Over four years, both Republicans and Democrats proposed measures to weaken or end 1031 like-kind exchanges. NAR says it’s now gearing up for another campaign.

WASHINGTON – Four years ago, as Congress began debating what was to become of the Tax Cuts and Jobs Act of 2017, the commercial real estate industry came together as never before to defend Section 1031, the like-kind exchange provision of the federal tax code, from legislative oblivion.

Unlike the perennial listing of like-kind exchanges on the “unwarranted loopholes” list by certain extremist think tanks, the threat to Section 1031 posed by House Republicans in the last tax reform bill was a clear and present danger because their plan included the concept of immediate expensing of real estate. Policymakers driving that particular tax reform train, known as the Blueprint, saw no need to retain a deferred tax exchange mechanism in a world where the cost of any kind of real property investment could simply be written off in the year of purchase.

Sensing an immediate threat to one of real estate’s growth engines, trade groups and commercial practitioners joined forces and formed coalitions in the common quest to educate members of Congress and their staff about the economic growth and job creation benefits of Section 1031 (like-kind exchanges, in which the profits from one commercial sale can be “rolled over” into a purchase).

Over a multi-month coordinated operation, a veritable brigade of determined coalition members met with a high percentage of members of Congress from both sides of the political aisle. Armed with studies, surveys and statistics, the coalition aimed to convince policymakers that retaining Section 1031 for real estate was essential in a bill designed to create jobs and invest in communities.

The efforts paid off and the repeal bullet was dodged for real property exchanges.

Fast forward to September 2020, and a new and perhaps even greater threat has emerged. This time, the Democratic Party, looking to offset the cost of various spending programs, has targeted 1031s and other so-called “unproductive and unequal tax breaks for real estate investors” for extinction, at least in certain cases.

Too many policymakers do not understand the strong boost that real property exchanges can provide to efforts to reclaim our economy from its doldrums. It’s quicker and easier to simply believe a tagline about unscrupulous investors ravaging society through the tax code.

To meet this new threat, those who understand the growth benefits of the like-kind exchange must again answer the call to action, organize and prepare to educate their members of Congress and those running for those offices. This process has already begun. A monumental study of the impact of real property exchanges on the economy has been updated to capture the latest data and trends. (Like-Kind Exchange Transactions of Realtors® in 2016-2019)

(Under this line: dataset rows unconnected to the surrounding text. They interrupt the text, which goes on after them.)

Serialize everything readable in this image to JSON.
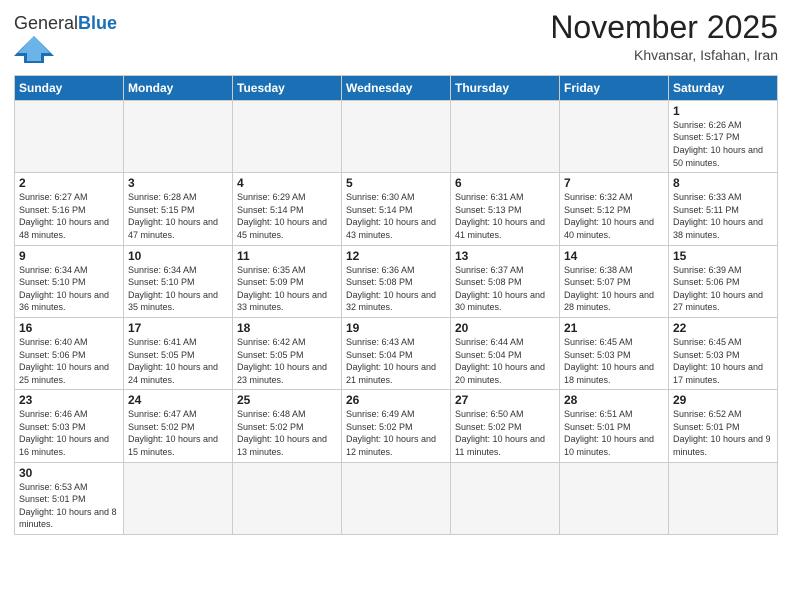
{
  "logo": {
    "text_general": "General",
    "text_blue": "Blue"
  },
  "title": "November 2025",
  "location": "Khvansar, Isfahan, Iran",
  "days_of_week": [
    "Sunday",
    "Monday",
    "Tuesday",
    "Wednesday",
    "Thursday",
    "Friday",
    "Saturday"
  ],
  "weeks": [
    [
      {
        "day": "",
        "sunrise": "",
        "sunset": "",
        "daylight": ""
      },
      {
        "day": "",
        "sunrise": "",
        "sunset": "",
        "daylight": ""
      },
      {
        "day": "",
        "sunrise": "",
        "sunset": "",
        "daylight": ""
      },
      {
        "day": "",
        "sunrise": "",
        "sunset": "",
        "daylight": ""
      },
      {
        "day": "",
        "sunrise": "",
        "sunset": "",
        "daylight": ""
      },
      {
        "day": "",
        "sunrise": "",
        "sunset": "",
        "daylight": ""
      },
      {
        "day": "1",
        "sunrise": "Sunrise: 6:26 AM",
        "sunset": "Sunset: 5:17 PM",
        "daylight": "Daylight: 10 hours and 50 minutes."
      }
    ],
    [
      {
        "day": "2",
        "sunrise": "Sunrise: 6:27 AM",
        "sunset": "Sunset: 5:16 PM",
        "daylight": "Daylight: 10 hours and 48 minutes."
      },
      {
        "day": "3",
        "sunrise": "Sunrise: 6:28 AM",
        "sunset": "Sunset: 5:15 PM",
        "daylight": "Daylight: 10 hours and 47 minutes."
      },
      {
        "day": "4",
        "sunrise": "Sunrise: 6:29 AM",
        "sunset": "Sunset: 5:14 PM",
        "daylight": "Daylight: 10 hours and 45 minutes."
      },
      {
        "day": "5",
        "sunrise": "Sunrise: 6:30 AM",
        "sunset": "Sunset: 5:14 PM",
        "daylight": "Daylight: 10 hours and 43 minutes."
      },
      {
        "day": "6",
        "sunrise": "Sunrise: 6:31 AM",
        "sunset": "Sunset: 5:13 PM",
        "daylight": "Daylight: 10 hours and 41 minutes."
      },
      {
        "day": "7",
        "sunrise": "Sunrise: 6:32 AM",
        "sunset": "Sunset: 5:12 PM",
        "daylight": "Daylight: 10 hours and 40 minutes."
      },
      {
        "day": "8",
        "sunrise": "Sunrise: 6:33 AM",
        "sunset": "Sunset: 5:11 PM",
        "daylight": "Daylight: 10 hours and 38 minutes."
      }
    ],
    [
      {
        "day": "9",
        "sunrise": "Sunrise: 6:34 AM",
        "sunset": "Sunset: 5:10 PM",
        "daylight": "Daylight: 10 hours and 36 minutes."
      },
      {
        "day": "10",
        "sunrise": "Sunrise: 6:34 AM",
        "sunset": "Sunset: 5:10 PM",
        "daylight": "Daylight: 10 hours and 35 minutes."
      },
      {
        "day": "11",
        "sunrise": "Sunrise: 6:35 AM",
        "sunset": "Sunset: 5:09 PM",
        "daylight": "Daylight: 10 hours and 33 minutes."
      },
      {
        "day": "12",
        "sunrise": "Sunrise: 6:36 AM",
        "sunset": "Sunset: 5:08 PM",
        "daylight": "Daylight: 10 hours and 32 minutes."
      },
      {
        "day": "13",
        "sunrise": "Sunrise: 6:37 AM",
        "sunset": "Sunset: 5:08 PM",
        "daylight": "Daylight: 10 hours and 30 minutes."
      },
      {
        "day": "14",
        "sunrise": "Sunrise: 6:38 AM",
        "sunset": "Sunset: 5:07 PM",
        "daylight": "Daylight: 10 hours and 28 minutes."
      },
      {
        "day": "15",
        "sunrise": "Sunrise: 6:39 AM",
        "sunset": "Sunset: 5:06 PM",
        "daylight": "Daylight: 10 hours and 27 minutes."
      }
    ],
    [
      {
        "day": "16",
        "sunrise": "Sunrise: 6:40 AM",
        "sunset": "Sunset: 5:06 PM",
        "daylight": "Daylight: 10 hours and 25 minutes."
      },
      {
        "day": "17",
        "sunrise": "Sunrise: 6:41 AM",
        "sunset": "Sunset: 5:05 PM",
        "daylight": "Daylight: 10 hours and 24 minutes."
      },
      {
        "day": "18",
        "sunrise": "Sunrise: 6:42 AM",
        "sunset": "Sunset: 5:05 PM",
        "daylight": "Daylight: 10 hours and 23 minutes."
      },
      {
        "day": "19",
        "sunrise": "Sunrise: 6:43 AM",
        "sunset": "Sunset: 5:04 PM",
        "daylight": "Daylight: 10 hours and 21 minutes."
      },
      {
        "day": "20",
        "sunrise": "Sunrise: 6:44 AM",
        "sunset": "Sunset: 5:04 PM",
        "daylight": "Daylight: 10 hours and 20 minutes."
      },
      {
        "day": "21",
        "sunrise": "Sunrise: 6:45 AM",
        "sunset": "Sunset: 5:03 PM",
        "daylight": "Daylight: 10 hours and 18 minutes."
      },
      {
        "day": "22",
        "sunrise": "Sunrise: 6:45 AM",
        "sunset": "Sunset: 5:03 PM",
        "daylight": "Daylight: 10 hours and 17 minutes."
      }
    ],
    [
      {
        "day": "23",
        "sunrise": "Sunrise: 6:46 AM",
        "sunset": "Sunset: 5:03 PM",
        "daylight": "Daylight: 10 hours and 16 minutes."
      },
      {
        "day": "24",
        "sunrise": "Sunrise: 6:47 AM",
        "sunset": "Sunset: 5:02 PM",
        "daylight": "Daylight: 10 hours and 15 minutes."
      },
      {
        "day": "25",
        "sunrise": "Sunrise: 6:48 AM",
        "sunset": "Sunset: 5:02 PM",
        "daylight": "Daylight: 10 hours and 13 minutes."
      },
      {
        "day": "26",
        "sunrise": "Sunrise: 6:49 AM",
        "sunset": "Sunset: 5:02 PM",
        "daylight": "Daylight: 10 hours and 12 minutes."
      },
      {
        "day": "27",
        "sunrise": "Sunrise: 6:50 AM",
        "sunset": "Sunset: 5:02 PM",
        "daylight": "Daylight: 10 hours and 11 minutes."
      },
      {
        "day": "28",
        "sunrise": "Sunrise: 6:51 AM",
        "sunset": "Sunset: 5:01 PM",
        "daylight": "Daylight: 10 hours and 10 minutes."
      },
      {
        "day": "29",
        "sunrise": "Sunrise: 6:52 AM",
        "sunset": "Sunset: 5:01 PM",
        "daylight": "Daylight: 10 hours and 9 minutes."
      }
    ],
    [
      {
        "day": "30",
        "sunrise": "Sunrise: 6:53 AM",
        "sunset": "Sunset: 5:01 PM",
        "daylight": "Daylight: 10 hours and 8 minutes."
      },
      {
        "day": "",
        "sunrise": "",
        "sunset": "",
        "daylight": ""
      },
      {
        "day": "",
        "sunrise": "",
        "sunset": "",
        "daylight": ""
      },
      {
        "day": "",
        "sunrise": "",
        "sunset": "",
        "daylight": ""
      },
      {
        "day": "",
        "sunrise": "",
        "sunset": "",
        "daylight": ""
      },
      {
        "day": "",
        "sunrise": "",
        "sunset": "",
        "daylight": ""
      },
      {
        "day": "",
        "sunrise": "",
        "sunset": "",
        "daylight": ""
      }
    ]
  ]
}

This paper, written by two outstanding university professors, was instrumental last time in convincing skeptics and friends alike of the need to retain 1031. The new research found that like-kind exchanges have increased significantly from 2016 to 2020 and that they are still used mostly by small investors and business owners.

Armed with the updated data, commercial professionals can hopefully persuade fair-minded policymakers that now is the worst time imaginable to further harm a commercial real estate sector that is being damaged by the pandemic and to take away a critical tool for rebuilding our economy.

Commercial Realtors can play a key role in this education process. Who better knows the communities and economies of the states and districts of Senate and House members? Who can better pull together key commercial leaders to meet with policymakers and convince them that success in rebuilding and hiring has, and can again, come from carefully planned real estate development, based in many cases on the bedrock of the like-kind exchange?

Source: National Association of Realtors®, Evan Liddiard, NAR senior policy representative, federal taxation

© 2020 Florida Realtors®